Casey Donahew and his five-piece band brought a set list of songs that straddle the line between neo-traditional and red-dirt country to the Uptown Theater on Thursday.
Casey Donahew and his five-piece band brought a set list of songs that straddle the line between neo-traditional and red-dirt country to the Uptown Theater on Thursday.

Casey Donahew has a line that puts himself and his music into perspective: “There are singers who sing songs about cowboys, and there are cowboys who sing.”

Donahew, a native of Burleson, Texas, is clearly the latter: a singer/songwriter who has spent plenty of time roping and riding inside rodeo arenas. These days, music is his priority.

Thursday night, the Casey Donahew Band drew more than 800 fans to the Uptown Theater, where he delivered more than 90 minutes of songs about small towns, country living, whiskey, trains, love, romance and the cowboy life. Some, like “No Doubt,” addressed a few issues: “I hear you’re lookin’ for a cowboy to take you for a ride / Well, baby, I think I’m your man / I’m a cowboy from my head to my toes / And this rodeo is all I know.”

He was backed by a five-piece band that included drummer supreme Lester Estelle, a native of Olathe. All night, with guitars, fiddle, banjo and bass, they applied muscle and sheen to his songs, which straddle the line between neo-traditional and red-dirt country. All are typically catchy, well-crafted and lacquered with two- and three-part harmonies.

The crowd was pretty evenly split along gender lines: Donahew comes off as a bro the ladies fancy and the guys want to drink beer with. Behind the band, a huge banner displayed the band’s name, two barrel-crossed pistols and verbiage from the Second Amendment, to which Donahew pledged his allegiance before singing “12 Gauge,” a song about domestic violence and a victim’s revenge.

Donahew is touring off “All Night Party,” his sixth studio album, released in August. Before singing “That’s What Cowboys Do,” he made a crack about music that doesn’t make it onto commercial/corporate country radio, and he has a legitimate complaint: His sound is ready for radio, but birthed in Texas, not Nashville.

The crowd was familiar with most of it, songs like the rowdy “Whiskey Baby,” which compares whiskey to love: “Your love is like whiskey / Burns all the way down / Lights me up and gets me right / Baby, pour me another round”; “White Trash Story — II (The Deuce),” a song that name-checks Dale Earnhardt and the rebel flag, dynamite fishing and another domestic violence incident; “Small Town Love,” a ballad about seduction: “I think you need a long dirt road and a bottle of wine / If I can wrap you in my arms, then I can make you mine”; “Back Home in Texas,” a paean to his native state; and “Party Girl,” a ballad about a gal who likes her beer and Red Bull and Jager.
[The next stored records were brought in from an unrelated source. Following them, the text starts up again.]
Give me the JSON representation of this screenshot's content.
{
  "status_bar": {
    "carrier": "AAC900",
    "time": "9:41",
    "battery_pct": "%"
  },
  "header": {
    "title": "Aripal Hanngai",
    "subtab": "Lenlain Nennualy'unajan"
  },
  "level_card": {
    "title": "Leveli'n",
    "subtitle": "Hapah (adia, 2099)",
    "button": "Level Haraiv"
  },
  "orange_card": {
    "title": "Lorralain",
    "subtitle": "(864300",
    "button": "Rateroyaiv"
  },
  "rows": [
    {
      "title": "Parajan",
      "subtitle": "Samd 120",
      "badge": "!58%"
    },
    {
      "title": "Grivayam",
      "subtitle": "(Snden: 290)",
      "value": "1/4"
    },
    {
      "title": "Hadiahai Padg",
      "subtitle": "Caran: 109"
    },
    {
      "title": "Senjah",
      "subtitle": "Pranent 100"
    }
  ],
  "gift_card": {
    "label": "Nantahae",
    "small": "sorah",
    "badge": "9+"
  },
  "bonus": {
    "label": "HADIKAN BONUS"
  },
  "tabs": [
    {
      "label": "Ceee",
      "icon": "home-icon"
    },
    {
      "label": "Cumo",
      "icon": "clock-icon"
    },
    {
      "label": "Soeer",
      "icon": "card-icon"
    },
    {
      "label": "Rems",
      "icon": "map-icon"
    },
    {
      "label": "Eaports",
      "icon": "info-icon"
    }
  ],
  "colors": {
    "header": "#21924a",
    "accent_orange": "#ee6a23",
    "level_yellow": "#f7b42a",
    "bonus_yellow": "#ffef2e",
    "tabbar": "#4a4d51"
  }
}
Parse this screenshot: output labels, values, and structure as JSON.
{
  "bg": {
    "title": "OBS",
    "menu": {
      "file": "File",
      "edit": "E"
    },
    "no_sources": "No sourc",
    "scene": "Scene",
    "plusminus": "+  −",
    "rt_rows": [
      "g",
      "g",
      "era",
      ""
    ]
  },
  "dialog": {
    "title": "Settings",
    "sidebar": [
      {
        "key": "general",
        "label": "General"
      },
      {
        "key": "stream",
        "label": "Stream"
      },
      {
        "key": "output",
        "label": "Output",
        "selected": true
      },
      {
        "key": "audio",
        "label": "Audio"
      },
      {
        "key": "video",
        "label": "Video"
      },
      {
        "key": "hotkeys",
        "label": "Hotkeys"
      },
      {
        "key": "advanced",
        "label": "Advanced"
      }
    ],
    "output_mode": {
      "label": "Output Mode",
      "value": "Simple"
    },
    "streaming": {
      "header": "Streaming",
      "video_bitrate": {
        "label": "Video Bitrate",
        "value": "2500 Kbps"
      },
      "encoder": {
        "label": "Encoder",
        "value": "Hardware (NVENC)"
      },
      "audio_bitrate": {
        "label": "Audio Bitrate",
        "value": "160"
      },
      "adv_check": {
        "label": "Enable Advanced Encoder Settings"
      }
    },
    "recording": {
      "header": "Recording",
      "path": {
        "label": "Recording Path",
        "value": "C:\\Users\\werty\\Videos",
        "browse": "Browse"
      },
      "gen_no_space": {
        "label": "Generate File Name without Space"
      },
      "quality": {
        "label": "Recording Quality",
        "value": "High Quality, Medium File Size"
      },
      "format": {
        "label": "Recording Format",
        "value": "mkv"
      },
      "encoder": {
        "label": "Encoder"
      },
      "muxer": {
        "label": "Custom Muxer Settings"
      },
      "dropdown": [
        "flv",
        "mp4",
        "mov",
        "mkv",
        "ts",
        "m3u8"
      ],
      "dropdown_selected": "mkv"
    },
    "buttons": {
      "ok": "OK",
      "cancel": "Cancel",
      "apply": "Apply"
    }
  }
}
Donahew pulled off a few covers, including George Strait’s “I Can Still Make Cheyenne,” which aroused a hearty singalong; and even more impressively, Matchbox Twenty’s “3 A.M.,” which he turned into a soulful country ballad.

They closed with a flourish, sending the crowd off with party anthems like “White Trash Story,” a song populated with small-town people who indulge in small-town diversions; and “High,” an ode to weed, girls, football and small-town ruts. Like most of what preceded them, those songs felt personal and true, the words of a cowboy who writes about the life he’s lived.

Stoney LaRue: He’s another native Texan, though his music is more deeply rooted in red-dirt country. His 30-minute opening set showcased his lively, scabrous mix of outlaw country, rock and Southern rock.

Timothy Finn: 816-234-4781, @phinnagain